4 stars out of 5
Elizabeth Lowry
24 Jan 2020

" a supremely civilised, and so necessarily tame, attempt at making sense of the horror at the heart of this particular mother-daughter relationship"

As Brodeur leaves for college, Malabar warns her: “Don’t ever forget that you and I are two halves of one whole.” Wild Game, in other words, is a story of child abuse, though it’s marketed (down to the Lolita-ish image of a halter-topped pubescent girl on its cover) as a tale of wayward romance, and the complex “nature of family”. Make no mistake: it’s infinitely darker than that, though the darkness is tamped down under a polished veneer. The Cordon Bleu recipes and the cocktail rituals of Malabar’s moneyed East Coast set belie a world marked by casual violence and grotesque consumption – of food, of alcohol and of people.


4 stars out of 5
Kate Saunders
11 Jan 2020

"a memoir that reads like a novel"

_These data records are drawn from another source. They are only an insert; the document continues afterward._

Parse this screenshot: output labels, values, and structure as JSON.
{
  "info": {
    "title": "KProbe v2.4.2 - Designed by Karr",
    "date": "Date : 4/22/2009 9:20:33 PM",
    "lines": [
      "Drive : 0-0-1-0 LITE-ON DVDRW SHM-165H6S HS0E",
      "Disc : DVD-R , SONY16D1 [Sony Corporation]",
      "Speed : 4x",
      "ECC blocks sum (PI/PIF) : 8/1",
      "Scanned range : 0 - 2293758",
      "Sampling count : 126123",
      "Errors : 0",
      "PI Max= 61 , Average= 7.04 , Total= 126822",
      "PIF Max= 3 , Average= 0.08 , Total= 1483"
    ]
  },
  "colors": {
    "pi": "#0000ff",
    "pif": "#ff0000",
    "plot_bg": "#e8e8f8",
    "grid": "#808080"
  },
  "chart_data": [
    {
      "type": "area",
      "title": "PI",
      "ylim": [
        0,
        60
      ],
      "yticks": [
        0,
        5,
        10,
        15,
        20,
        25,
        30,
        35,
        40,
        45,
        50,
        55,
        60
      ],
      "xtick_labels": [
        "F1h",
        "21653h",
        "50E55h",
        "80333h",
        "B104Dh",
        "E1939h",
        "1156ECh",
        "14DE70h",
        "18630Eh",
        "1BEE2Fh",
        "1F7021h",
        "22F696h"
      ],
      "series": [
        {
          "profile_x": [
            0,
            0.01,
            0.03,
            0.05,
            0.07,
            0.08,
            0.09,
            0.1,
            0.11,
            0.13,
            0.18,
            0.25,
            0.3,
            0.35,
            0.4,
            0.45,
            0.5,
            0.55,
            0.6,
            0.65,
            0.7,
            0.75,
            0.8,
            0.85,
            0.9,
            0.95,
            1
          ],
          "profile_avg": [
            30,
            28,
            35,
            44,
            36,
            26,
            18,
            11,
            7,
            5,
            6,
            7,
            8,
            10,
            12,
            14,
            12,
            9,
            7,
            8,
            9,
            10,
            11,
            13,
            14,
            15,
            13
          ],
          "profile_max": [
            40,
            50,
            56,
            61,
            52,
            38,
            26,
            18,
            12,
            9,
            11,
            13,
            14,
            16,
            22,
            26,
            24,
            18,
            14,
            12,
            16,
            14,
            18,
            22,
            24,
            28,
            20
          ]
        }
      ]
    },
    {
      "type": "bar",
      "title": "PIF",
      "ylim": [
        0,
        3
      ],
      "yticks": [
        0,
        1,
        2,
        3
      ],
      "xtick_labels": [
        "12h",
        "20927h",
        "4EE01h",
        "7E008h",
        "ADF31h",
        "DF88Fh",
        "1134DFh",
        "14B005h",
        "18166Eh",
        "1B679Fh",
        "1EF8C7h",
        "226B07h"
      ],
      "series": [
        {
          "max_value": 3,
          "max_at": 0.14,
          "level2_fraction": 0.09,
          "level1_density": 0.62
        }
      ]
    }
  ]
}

Wild Game is a memoir that reads like a novel. Brodeur’s writing is elegant — she is particularly good at describing the sights, sounds and smells of Cape Cod, with its sand dunes and fishing boats, and its perpetual harvest of clams and lobsters. I was strongly reminded of LP Hartley’s classic novel The Go-Between; both explore the feelings of a child caught in the complicated mesh of an adult love affair.

3 stars out of 5
Rachel Cooke
7 Jan 2020

"A daughter’s complicity in her mother’s secret adulterous affair is gruesomely fascinating"

All this is fascinating – at times, gruesomely so. I found myself quite mesmerised by Malabar; like some desperate old actress, she’s permanently ready for her closeup.

But Brodeur’s memoir is somehow a lot less gripping than it should be. Why? At first, I thought this was down to her writing. Combine her travel writerly descriptions of Cape Cod with her lusciously precise accounts of her mother’s cooking – “Malabar lowered the artfully arranged pre-dinner offerings: paper-thin slices of ruby-red venison carpaccio, a bowl of wrinkled and briny olives, and a dish of her ethereally smooth venison paté” – and what you have is memoir as it might appear in Gwyneth Paltrow’s Goop: varnished rather than visceral, more complacent than searching. “I learned to become a friend to myself,” she writes at one point, which, quite apart from being a cliche of self-help, seemed to me to be not much of a weapon in the war for independence from her mother.